- From: Rena <hyperhacker@...>
- Date: Thu, 21 Feb 2013 12:22:19 -0500
On Thu, Feb 21, 2013 at 11:50 AM, Patrick
> On 13-02-21 11:40 AM, Thiago Lasso wrote:
> I'm wondering... are you allowed to make money out of Lua scripts?
> Yes, the license is MIT
> You can deliver as bytecode or source, either way it is copyright-able.
Lua is a programming language, just like C, C++, Java, BASIC, etc,
that all can be used to develop any type of software. Whether you
can sell the software you make is entirely on you. Lua's MIT license
means you can even include the Lua interpreter/libraries themselves or
modified versions of them with your product. However, make sure to
check the licenses of any third-party libraries you use as well.
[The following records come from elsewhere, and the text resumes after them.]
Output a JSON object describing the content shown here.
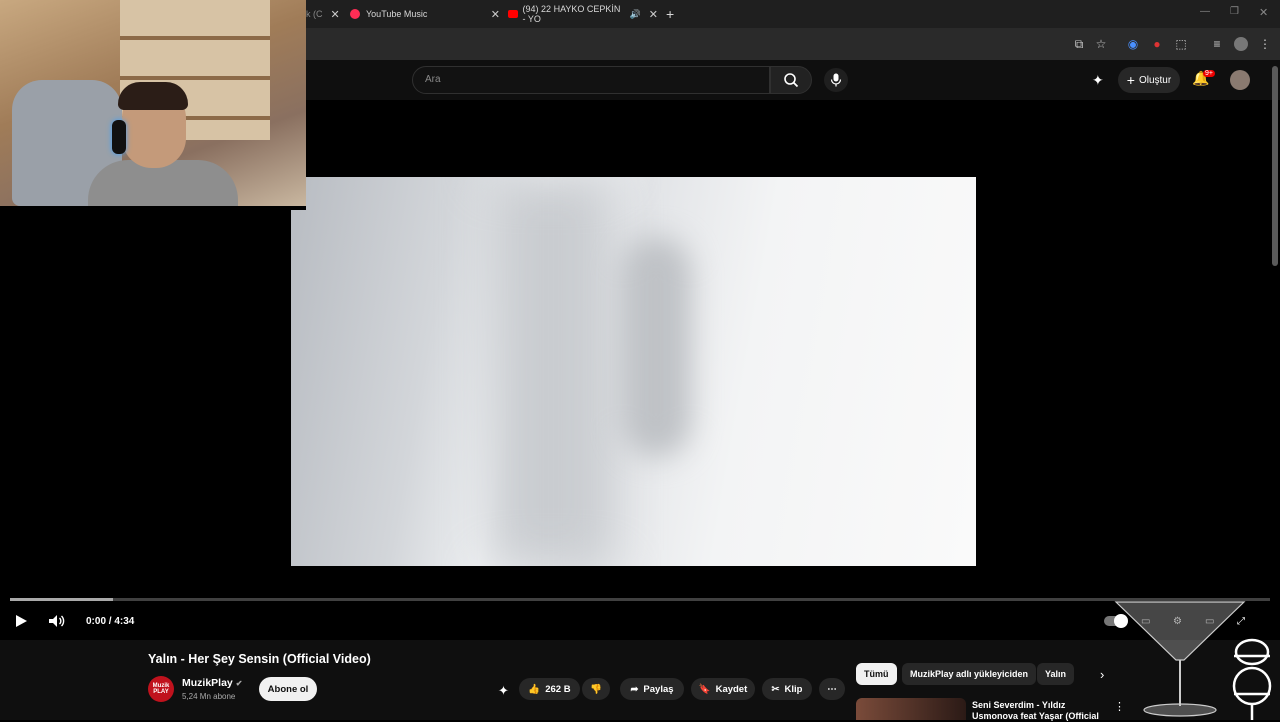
{
  "browser": {
    "tabs": [
      {
        "label": "YouTube Music"
      },
      {
        "label": "(94) 22 HAYKO CEPKİN - YO"
      }
    ],
    "new_tab": "+",
    "partial_tab_label": "k (C"
  },
  "header": {
    "search_placeholder": "Ara",
    "create_label": "Oluştur",
    "notif_count": "9+"
  },
  "player": {
    "time": "0:00 / 4:34",
    "progress": 0.0,
    "buffered": 0.082
  },
  "video": {
    "title": "Yalın - Her Şey Sensin (Official Video)",
    "channel": "MuzikPlay",
    "channel_logo_text": "Muzik PLAY",
    "subscribers": "5,24 Mn abone",
    "subscribe_label": "Abone ol",
    "likes": "262 B",
    "share_label": "Paylaş",
    "save_label": "Kaydet",
    "clip_label": "Klip"
  },
  "sidebar": {
    "chips": [
      "Tümü",
      "MuzikPlay adlı yükleyiciden",
      "Yalın"
    ],
    "next_title": "Seni Severdim - Yıldız Usmonova feat Yaşar (Official"
  },
  "colors": {
    "accent": "#ff0000",
    "background": "#0f0f0f",
    "chip_bg": "#272727"
  }
}
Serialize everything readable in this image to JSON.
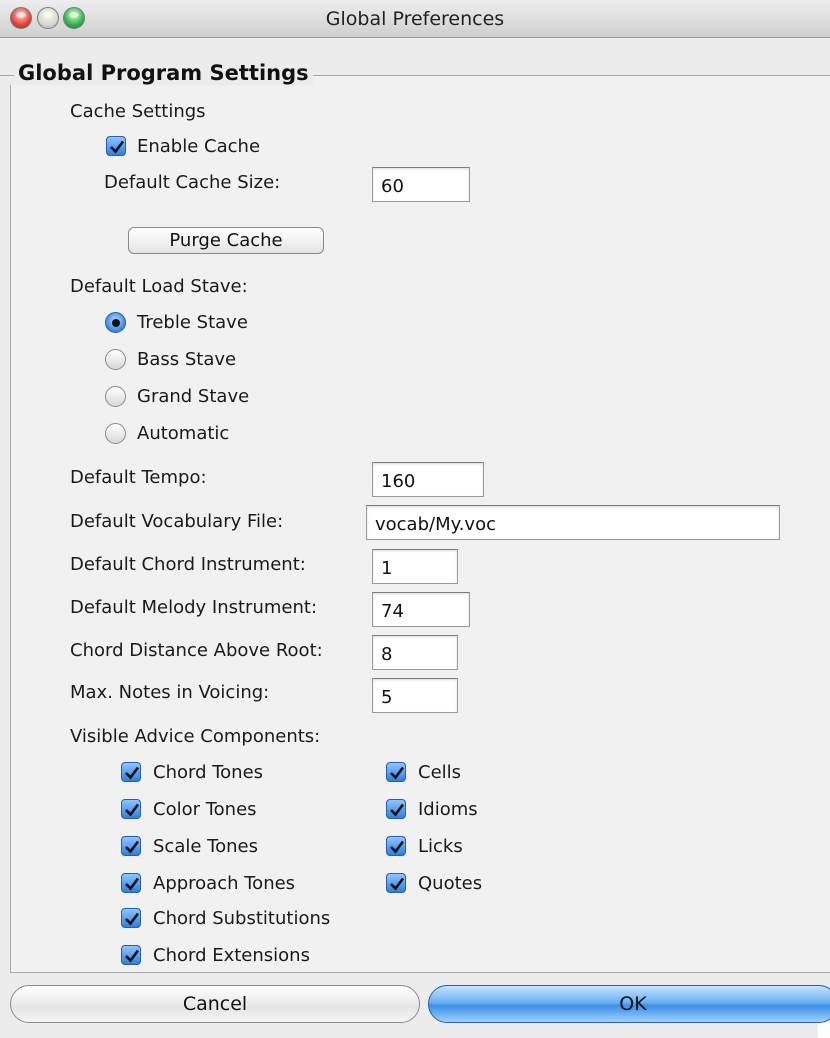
{
  "window": {
    "title": "Global Preferences"
  },
  "group": {
    "title": "Global Program Settings"
  },
  "cache": {
    "heading": "Cache Settings",
    "enable_label": "Enable Cache",
    "enable_checked": true,
    "size_label": "Default Cache Size:",
    "size_value": "60",
    "purge_label": "Purge Cache"
  },
  "stave": {
    "heading": "Default Load Stave:",
    "options": [
      {
        "label": "Treble Stave",
        "selected": true
      },
      {
        "label": "Bass Stave",
        "selected": false
      },
      {
        "label": "Grand Stave",
        "selected": false
      },
      {
        "label": "Automatic",
        "selected": false
      }
    ]
  },
  "settings": {
    "tempo_label": "Default Tempo:",
    "tempo_value": "160",
    "vocab_label": "Default Vocabulary File:",
    "vocab_value": "vocab/My.voc",
    "chord_instrument_label": "Default Chord Instrument:",
    "chord_instrument_value": "1",
    "melody_instrument_label": "Default Melody Instrument:",
    "melody_instrument_value": "74",
    "chord_distance_label": "Chord Distance Above Root:",
    "chord_distance_value": "8",
    "max_notes_label": "Max. Notes in Voicing:",
    "max_notes_value": "5"
  },
  "advice": {
    "heading": "Visible Advice Components:",
    "left": [
      {
        "label": "Chord Tones",
        "checked": true
      },
      {
        "label": "Color Tones",
        "checked": true
      },
      {
        "label": "Scale Tones",
        "checked": true
      },
      {
        "label": "Approach Tones",
        "checked": true
      },
      {
        "label": "Chord Substitutions",
        "checked": true
      },
      {
        "label": "Chord Extensions",
        "checked": true
      }
    ],
    "right": [
      {
        "label": "Cells",
        "checked": true
      },
      {
        "label": "Idioms",
        "checked": true
      },
      {
        "label": "Licks",
        "checked": true
      },
      {
        "label": "Quotes",
        "checked": true
      }
    ]
  },
  "buttons": {
    "cancel": "Cancel",
    "ok": "OK"
  },
  "colors": {
    "accent": "#3d8fe6",
    "checkbox": "#2f7fe0"
  }
}
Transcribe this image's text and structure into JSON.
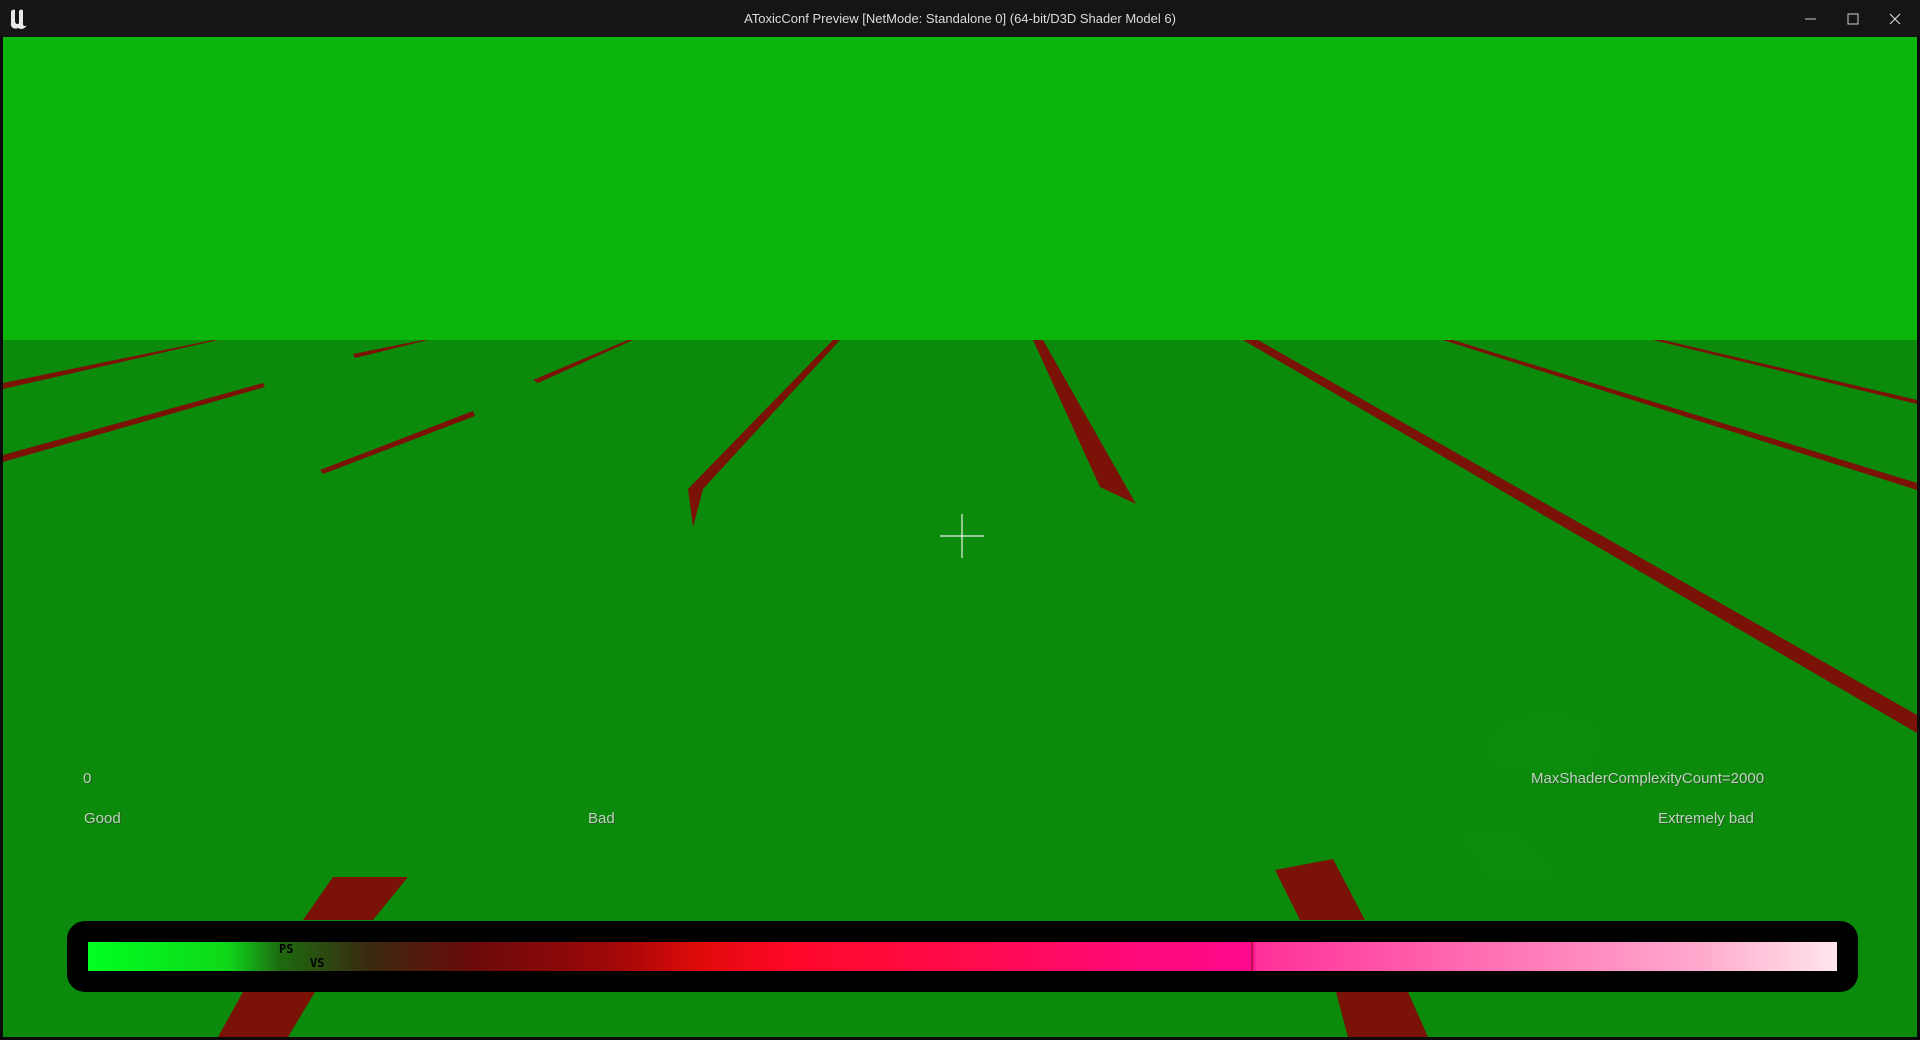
{
  "window": {
    "title": "AToxicConf Preview [NetMode: Standalone 0]  (64-bit/D3D Shader Model 6)",
    "controls": [
      "minimize",
      "maximize",
      "close"
    ]
  },
  "hud": {
    "min_value": "0",
    "max_label": "MaxShaderComplexityCount=2000",
    "legend": {
      "good": "Good",
      "bad": "Bad",
      "extremely_bad": "Extremely bad"
    },
    "markers": {
      "ps": "PS",
      "vs": "VS"
    }
  },
  "icons": {
    "logo": "unreal-engine-logo",
    "crosshair": "crosshair-icon"
  },
  "colors": {
    "sky": "#0bb50b",
    "ground": "#0b8a0b",
    "stripe": "#7a1208",
    "titlebar": "#151515"
  }
}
Most
Lua libraries are licensed under MIT, but some are GPL or LGPL (which
still don't forbid the distribution or sale, but have some interesting
rules) or other licenses that you'd need to be aware of.
Also keep in mind that if you're writing scripts for an existing
program, such as a game, that program might also have rules in its
EULA, TOS, etc about selling or profiting from those scripts.
Mind, this isn't always true in practice; e.g. you can't write a NES
game in Lua, as there's far too little RAM to run the interpreter in,
but it's true for the vast majority of cases. (And you could always
build a cartridge with additional RAM, as many games did.)
Sent from my Game Boy.